Ethernet cable, commonly known as cat5e or cat 6 cable.
Cat 5e (“enhanced”), is designed enabling speeds of up to 1000 Mbps – or “Gigabit Ethernet” as it’s more commonly known.
In particular Cat 5e is the most common kind of cable you’ll find being sold. It is totally adequate for general use in the home.
All four pairs in the cable are used for gigabit speeds, blue,orange,green and brown pairs.
Cat 6 can in theory handle up to 10 gigabits per section – that’s 10,000 Mbps – at a maximum of around 37 meters in length.
It is overkill for the home because you won’t find any consumer switches that support those speeds.
Most service provider routers only work to 10/100 mbps
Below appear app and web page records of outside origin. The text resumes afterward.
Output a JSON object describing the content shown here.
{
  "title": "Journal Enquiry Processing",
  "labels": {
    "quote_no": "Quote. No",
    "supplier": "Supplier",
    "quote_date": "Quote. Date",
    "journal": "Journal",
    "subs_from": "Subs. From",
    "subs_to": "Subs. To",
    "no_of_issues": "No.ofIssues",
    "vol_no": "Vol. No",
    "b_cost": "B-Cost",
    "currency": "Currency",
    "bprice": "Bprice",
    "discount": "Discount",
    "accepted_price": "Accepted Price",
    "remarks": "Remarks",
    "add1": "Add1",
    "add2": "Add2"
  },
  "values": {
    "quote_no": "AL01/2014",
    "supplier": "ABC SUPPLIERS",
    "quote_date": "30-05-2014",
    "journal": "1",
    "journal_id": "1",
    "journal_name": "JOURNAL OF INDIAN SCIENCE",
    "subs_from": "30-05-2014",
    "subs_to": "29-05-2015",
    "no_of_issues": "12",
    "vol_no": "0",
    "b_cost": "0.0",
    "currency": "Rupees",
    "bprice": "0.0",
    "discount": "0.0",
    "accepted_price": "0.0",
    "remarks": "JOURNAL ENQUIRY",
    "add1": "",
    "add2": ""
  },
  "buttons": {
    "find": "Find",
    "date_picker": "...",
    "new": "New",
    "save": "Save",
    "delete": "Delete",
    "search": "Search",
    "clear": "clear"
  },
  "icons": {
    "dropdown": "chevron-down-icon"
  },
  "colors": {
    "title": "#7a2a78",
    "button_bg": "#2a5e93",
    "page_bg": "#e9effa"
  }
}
Building a new house and need a connection to connect each floor to your network?
Perhaps consider Cat 6 for the sake of future-proofing, but otherwise don’t go out of your way to buy Cat 6 cabling.
It is completely compatible with existing Cat 5e and Cat 5 devices.
Physically, Cat 6 cabling is larger, has more twists in each pair, and has a plastic separator spine
running through the center, reducing crosstalk and enabling the higher speeds.
Cat 6a is a newer standard designed to support 10 Gbps over the full 100 meter length – Complete overkill for domestic use
For instance, the picture above shows a professional data tester, a Fluke DTX1800.
Even though this is the respected piece of equipment by all professional installers, not many installers have them.
You need to make sure your cabling is verified correctly.
In contrast to cheap amatuer testers, not only will the Fluke tester show the workings of the cabling,
it verifies it to the standards expected of its use.
Specifically you should always insist on your cabling being tested by an approved tester.
Insist on a full report to prove its good, it costs enough to get it installed.
Ethernet Cable Testing
Although amatuer installers will use something like this below, labelled as a data tester it proves nothing about your cabling.
It does not show any conditions on your cabling, no speed issues, no crosstalk problems, just flashing lights.
Flashing lights may prove continuity – pointless after what you’ve paid to get the cabling installed.
Why would you accept anything but the best?
Don’t be fooled as this being a test on your ethernet cabling
Mainly electricians and IT techs use this amateurish piece of kit, a trained professional would never rely on something so cheap.
Nor should you, if you’ve paid for a quality installation.
Data installs should come with a minimum 15 year warranty in business locations.